This should confirm the long suspected plunge of the peso vis-à-vis the US dollar.
Now the peso is seen to weaken further beyond the range of 48-50 until the end of year 2017. If it does, which is srongly possible, President Rodrigo Duterte’s economc managers are missing something.
Yet, it could be much more lower. The nasty but expected outlook may come true with the peso tumbling further and falling at the 52.50 range.
Vice president and lead economist of Ayala-led Bank of the Philippine Islands Emilio S. Neri, Jr. projects the peso to end the year at 52.50, way beyond the range set by Duterte’s economic brains.
By the end of 2018, the economist sees the peso to be at the 54-level to a US dollar.
Neri has repeatedly said that a 52 to a dollar level for the local currency this year and beyond is possible.
The financial expert cautions though that if annual depreciation top the 10 percent and above, it will likely lead to unmanageable inflation.
Looking back in the first half of 2017, the rate of price increases averaged at 3.1 percent, slightly above the mid-point target of two to four per cent range for 2017-20 of the Bangko Sentral ng Pilipinas’ (BSP).
Inflation peaked at 3.4% during the two month period beginning March and settled to 3.1% by May of this year.
Still the Bangko Sentral continues to see inflation to average at 3.1% for the current year.
Traders have said that central bank’s presence in the foreign exchange market is seen as if the peso is depreciating.
Philippine monetary officials said it does not meddle with the foreign exchange rate in the country but the BSP joins in the trading to address extreme volatility.
This foreign exchange meddling is among the reasons for the decline in the country’s gross international reserve (GIR).
“Failure to depreciate when current account position swings from surplus to deficit can mean BSP is selling its GIR inventory too fast,” Neri said.
The Philippines’ current account position is now in deficit, after more than a decade of surpluses enjoyed during the previous administrations.
BSP data show that in the first quarter of 2017, the current account component of the balance of payment (or the sum of a country’s total transactions with the rest of the world), registered a deficit of USD318 million, which is equivalent to 0.4 percent of the gross domestic product (GDP).

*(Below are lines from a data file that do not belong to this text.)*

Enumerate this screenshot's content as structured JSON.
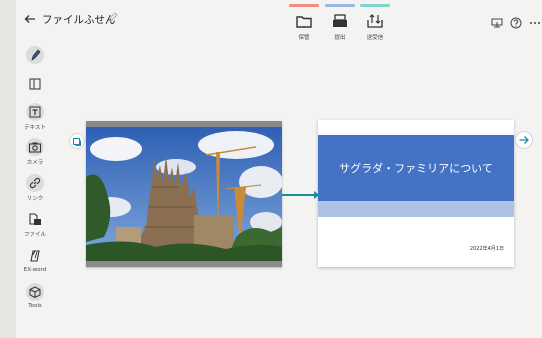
{
  "header": {
    "title": "ファイルふせん",
    "toolbar": [
      {
        "label": "保管",
        "color": "#f28b82"
      },
      {
        "label": "提出",
        "color": "#9ab7e8"
      },
      {
        "label": "送受信",
        "color": "#81d4c8"
      }
    ]
  },
  "left_tools": [
    {
      "label": ""
    },
    {
      "label": ""
    },
    {
      "label": "テキスト"
    },
    {
      "label": "カメラ"
    },
    {
      "label": "リンク"
    },
    {
      "label": "ファイル"
    },
    {
      "label": "EX-word"
    },
    {
      "label": "Tools"
    }
  ],
  "slide": {
    "title": "サグラダ・ファミリアについて",
    "date": "2022年4月1日"
  },
  "colors": {
    "accent": "#1a8fa3",
    "slide_band": "#4472c4"
  }
}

As of end-June 2017, the country’s foreign exchange reserves amounted to USD81.41 billion. (with report from PNA)